Some of these suggestions require more advance planning and effort than others, but get off your butt and do it.  Pull up the websites of your favorite musicians and check for tour dates.  Scan the local paper for unique fairs within twenty miles from your home.  Find something you’ve never done around your hometown that tourists might enjoy and give it a try.  Pick anything, just don’t let summer pass by without going on at least one of these dates…without the kids (assuming you have them)!!16850066_s

Of course, I’m writing this on the eve before our big trip to California and Hawaii, two places where I’m sure to experience some exceptional summer activities.  I’m most excited about our plans to take the Haleakala Sunrise Tour.  I only hope my bottom isn’t too sore after the 23 mile bike ride down the side of the volcano!

What’s your favorite summer activity?

xo-jamie

Photo Credit:  Cheyl Valle

Respecting Your Family
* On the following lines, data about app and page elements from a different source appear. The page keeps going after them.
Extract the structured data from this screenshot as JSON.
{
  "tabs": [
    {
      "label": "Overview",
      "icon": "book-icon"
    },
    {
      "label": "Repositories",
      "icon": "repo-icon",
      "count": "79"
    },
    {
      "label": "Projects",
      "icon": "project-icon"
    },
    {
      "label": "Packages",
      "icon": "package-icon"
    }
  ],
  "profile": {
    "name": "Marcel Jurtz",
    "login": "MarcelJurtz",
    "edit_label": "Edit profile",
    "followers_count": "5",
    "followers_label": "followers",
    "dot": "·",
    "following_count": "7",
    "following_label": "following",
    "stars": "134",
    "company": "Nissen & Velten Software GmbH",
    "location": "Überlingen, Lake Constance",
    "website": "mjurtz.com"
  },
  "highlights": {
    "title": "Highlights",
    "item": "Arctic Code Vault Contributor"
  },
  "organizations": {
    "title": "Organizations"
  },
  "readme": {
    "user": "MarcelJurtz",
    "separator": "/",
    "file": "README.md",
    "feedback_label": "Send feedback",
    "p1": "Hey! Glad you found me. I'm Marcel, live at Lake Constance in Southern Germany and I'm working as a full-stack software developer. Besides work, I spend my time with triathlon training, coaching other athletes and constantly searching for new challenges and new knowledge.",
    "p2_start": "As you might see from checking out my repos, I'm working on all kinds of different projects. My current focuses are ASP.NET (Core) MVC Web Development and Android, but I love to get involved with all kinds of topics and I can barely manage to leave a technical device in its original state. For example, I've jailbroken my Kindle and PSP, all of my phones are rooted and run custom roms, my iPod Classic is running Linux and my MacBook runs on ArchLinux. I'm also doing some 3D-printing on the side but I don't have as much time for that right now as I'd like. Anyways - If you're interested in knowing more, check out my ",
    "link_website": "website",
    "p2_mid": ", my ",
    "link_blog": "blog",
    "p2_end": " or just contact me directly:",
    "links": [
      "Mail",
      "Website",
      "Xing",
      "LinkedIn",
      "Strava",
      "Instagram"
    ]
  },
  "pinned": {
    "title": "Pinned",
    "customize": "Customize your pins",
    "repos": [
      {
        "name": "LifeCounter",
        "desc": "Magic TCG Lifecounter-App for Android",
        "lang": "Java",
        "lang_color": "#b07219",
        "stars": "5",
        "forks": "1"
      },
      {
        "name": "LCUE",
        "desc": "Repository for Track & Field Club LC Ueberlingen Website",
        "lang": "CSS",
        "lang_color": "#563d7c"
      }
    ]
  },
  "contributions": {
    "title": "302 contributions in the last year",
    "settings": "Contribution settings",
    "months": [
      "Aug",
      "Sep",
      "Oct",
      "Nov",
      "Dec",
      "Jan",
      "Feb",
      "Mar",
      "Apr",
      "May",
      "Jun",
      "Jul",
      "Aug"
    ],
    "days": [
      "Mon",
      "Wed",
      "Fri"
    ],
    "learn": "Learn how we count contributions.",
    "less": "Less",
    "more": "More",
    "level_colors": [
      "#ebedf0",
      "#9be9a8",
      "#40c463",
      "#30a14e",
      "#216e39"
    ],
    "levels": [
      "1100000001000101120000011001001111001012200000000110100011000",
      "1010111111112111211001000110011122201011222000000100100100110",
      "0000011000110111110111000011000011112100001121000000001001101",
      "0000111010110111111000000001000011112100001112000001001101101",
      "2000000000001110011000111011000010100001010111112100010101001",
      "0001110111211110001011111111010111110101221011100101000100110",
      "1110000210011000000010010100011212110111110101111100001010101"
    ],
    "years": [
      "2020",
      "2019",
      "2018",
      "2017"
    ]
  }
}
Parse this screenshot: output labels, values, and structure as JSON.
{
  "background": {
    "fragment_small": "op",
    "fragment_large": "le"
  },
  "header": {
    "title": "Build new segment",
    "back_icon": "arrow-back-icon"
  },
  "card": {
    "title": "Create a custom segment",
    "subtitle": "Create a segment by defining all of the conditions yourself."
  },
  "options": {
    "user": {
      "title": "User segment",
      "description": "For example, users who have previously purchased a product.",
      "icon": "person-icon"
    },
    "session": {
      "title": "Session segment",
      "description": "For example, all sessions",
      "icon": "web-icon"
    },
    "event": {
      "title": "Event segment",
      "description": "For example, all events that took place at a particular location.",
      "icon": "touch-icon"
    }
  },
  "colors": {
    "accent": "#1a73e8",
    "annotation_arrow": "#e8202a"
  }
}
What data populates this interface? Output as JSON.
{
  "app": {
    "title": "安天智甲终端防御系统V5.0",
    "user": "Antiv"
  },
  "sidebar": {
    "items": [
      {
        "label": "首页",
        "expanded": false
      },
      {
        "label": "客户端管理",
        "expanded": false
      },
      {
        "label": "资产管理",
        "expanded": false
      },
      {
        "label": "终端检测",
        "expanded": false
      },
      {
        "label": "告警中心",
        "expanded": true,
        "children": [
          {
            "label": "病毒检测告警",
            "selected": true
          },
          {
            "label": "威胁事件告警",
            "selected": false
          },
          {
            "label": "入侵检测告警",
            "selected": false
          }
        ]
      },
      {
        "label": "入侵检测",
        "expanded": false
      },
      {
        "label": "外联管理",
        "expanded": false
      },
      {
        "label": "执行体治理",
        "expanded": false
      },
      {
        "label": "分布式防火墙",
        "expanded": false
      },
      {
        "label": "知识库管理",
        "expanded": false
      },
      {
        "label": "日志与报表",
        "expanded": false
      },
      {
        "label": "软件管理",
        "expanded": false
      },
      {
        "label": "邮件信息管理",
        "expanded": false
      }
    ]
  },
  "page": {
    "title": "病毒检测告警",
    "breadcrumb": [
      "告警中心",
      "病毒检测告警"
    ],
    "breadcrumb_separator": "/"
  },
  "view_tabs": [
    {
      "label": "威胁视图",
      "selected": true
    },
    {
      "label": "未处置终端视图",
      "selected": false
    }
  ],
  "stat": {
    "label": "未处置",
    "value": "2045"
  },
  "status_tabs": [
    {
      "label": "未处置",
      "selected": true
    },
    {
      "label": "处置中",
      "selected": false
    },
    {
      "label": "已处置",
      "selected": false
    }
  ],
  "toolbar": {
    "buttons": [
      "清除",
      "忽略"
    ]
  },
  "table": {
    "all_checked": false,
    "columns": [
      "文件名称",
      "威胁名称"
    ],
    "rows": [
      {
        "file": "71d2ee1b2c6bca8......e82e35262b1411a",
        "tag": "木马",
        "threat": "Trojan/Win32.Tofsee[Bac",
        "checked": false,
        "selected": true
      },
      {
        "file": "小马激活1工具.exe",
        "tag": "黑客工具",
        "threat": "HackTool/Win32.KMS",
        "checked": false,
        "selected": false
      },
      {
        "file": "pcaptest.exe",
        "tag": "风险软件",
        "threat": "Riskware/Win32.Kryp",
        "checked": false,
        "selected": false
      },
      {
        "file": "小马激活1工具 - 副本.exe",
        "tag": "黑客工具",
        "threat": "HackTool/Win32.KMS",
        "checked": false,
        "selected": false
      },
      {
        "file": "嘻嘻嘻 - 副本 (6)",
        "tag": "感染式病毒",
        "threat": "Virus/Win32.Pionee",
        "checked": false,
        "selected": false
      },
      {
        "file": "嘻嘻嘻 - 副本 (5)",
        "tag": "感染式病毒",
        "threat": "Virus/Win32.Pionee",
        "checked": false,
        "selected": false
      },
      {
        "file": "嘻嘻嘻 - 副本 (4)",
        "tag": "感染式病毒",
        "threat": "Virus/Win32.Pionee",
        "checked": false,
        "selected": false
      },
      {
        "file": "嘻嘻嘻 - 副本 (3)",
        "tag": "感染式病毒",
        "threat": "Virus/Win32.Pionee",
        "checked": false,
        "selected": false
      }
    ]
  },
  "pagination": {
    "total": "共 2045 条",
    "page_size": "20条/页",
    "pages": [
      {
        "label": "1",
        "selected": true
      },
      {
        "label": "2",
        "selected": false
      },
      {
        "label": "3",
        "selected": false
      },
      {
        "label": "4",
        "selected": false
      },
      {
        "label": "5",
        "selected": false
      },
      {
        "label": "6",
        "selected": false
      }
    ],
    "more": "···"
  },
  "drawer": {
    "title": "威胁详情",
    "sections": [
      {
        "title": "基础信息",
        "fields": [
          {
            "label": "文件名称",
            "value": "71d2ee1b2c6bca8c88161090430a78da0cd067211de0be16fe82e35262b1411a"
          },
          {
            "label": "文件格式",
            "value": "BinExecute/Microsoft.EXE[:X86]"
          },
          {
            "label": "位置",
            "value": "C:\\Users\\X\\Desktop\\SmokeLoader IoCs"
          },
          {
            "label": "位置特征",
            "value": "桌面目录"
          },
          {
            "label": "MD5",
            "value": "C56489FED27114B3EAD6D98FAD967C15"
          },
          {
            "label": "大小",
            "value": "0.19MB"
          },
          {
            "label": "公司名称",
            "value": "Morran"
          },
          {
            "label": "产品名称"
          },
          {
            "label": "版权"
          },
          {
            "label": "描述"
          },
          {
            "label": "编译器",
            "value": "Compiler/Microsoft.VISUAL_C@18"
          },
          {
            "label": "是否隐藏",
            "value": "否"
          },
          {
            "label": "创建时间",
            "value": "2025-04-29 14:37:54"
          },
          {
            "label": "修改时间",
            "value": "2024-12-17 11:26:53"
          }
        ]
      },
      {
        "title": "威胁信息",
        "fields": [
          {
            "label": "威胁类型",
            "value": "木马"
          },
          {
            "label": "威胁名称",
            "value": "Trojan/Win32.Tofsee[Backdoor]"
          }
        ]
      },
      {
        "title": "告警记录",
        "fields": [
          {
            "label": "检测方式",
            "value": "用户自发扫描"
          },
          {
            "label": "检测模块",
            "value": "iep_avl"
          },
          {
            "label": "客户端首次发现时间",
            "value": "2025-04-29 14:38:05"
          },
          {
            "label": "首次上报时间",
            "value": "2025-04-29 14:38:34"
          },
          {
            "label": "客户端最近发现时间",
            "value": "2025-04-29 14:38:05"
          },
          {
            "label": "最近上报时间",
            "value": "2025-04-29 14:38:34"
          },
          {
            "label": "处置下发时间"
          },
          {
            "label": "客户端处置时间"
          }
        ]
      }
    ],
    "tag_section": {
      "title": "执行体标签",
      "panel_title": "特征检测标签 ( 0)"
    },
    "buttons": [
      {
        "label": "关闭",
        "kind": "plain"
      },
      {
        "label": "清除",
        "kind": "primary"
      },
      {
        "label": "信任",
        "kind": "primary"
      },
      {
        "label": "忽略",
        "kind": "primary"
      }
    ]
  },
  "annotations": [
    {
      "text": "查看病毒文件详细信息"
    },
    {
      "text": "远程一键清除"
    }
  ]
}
If you have only one smile in you, give it to the people you loveDon’t be surly at home, then go out in the street and start grinning ‘Good morning’ at total strangers. – Maya Angelou

This concept is something we discuss often in my house.  Most times, I’m lecturing my daughter about the critical or impatient tone she sometimes takes with her younger brother when he is seeking her company or approval.  She’s not intentionally cruel, but she’s not very sensitive either.  I’ve asked her, in those instances, to imagine if it were her friend asking or doing the very same thing, and then picture how she might respond to the friend.  At least she admits she would handle things differently (more kindly)…which gives me hope.11190821_s

But, as much as I’m bothered by her occasional callousness at home, I can’t pretend I, too, don’t often snap at my husband or children in a way I would never speak to a friend or acquaintance.  Worse, when I see other people verbally mistreat their kids or spouse, I cringe.  Not because I’m judging them, but because I know I’ve done the same thing.  When I’m an observer, it’s so easy to see the ugliness of such conduct, as well as the vitriolic reaction’s negative impact on the recipient.

Years ago I read a child psychology book that discussed this very thing (unfortunately I can’t recall the title or author).  It used the example of a child leaving the house without an umbrella on a rainy day, and a parent chasing after them saying something along the lines of, “What’s the matter with you?  Can’t you see it’s going to rain?  Jeez, use your head more often.”  It then suggested how said parent would handle the situation if his or her friend had left an umbrella behind, suggesting the parent might chase the friend down but merely say, “Oops, I think you’ll be needing this today!”  Same result (chasing them down to give them what they need); totally different emotional impact.

I notice I’m the worst offender of familial niceties when I am stressed out about whatever I’m juggling in my own life.   There are days when I get so behind on my to-do list, I think I might explode in frustration…and then something more happens and I do!  I assume my husband and kids know I love them (based on all I do for them each week) and, therefore, assume they’ll “put it in perspective” and forgive me.  But that’s not fair, is it?  Worse, this stuff adds up over time and, even if they do forgive me, is my unattractive behavior the lasting impression I want them to have of me?  Absolutely not.

So, my Summer 2013 Resolution is to treat my family at least as courteously as I treat my friends.  Hopefully this doesn’t mean I will now force my friends to suffer my wrath.  Maybe I should invest in a punching bag?

How about you?  Do you treat your friends better than your family?  Or, do you have tips to help a gal out?

xo-jamie

photo credit:  Cathy Yeulet (123RF)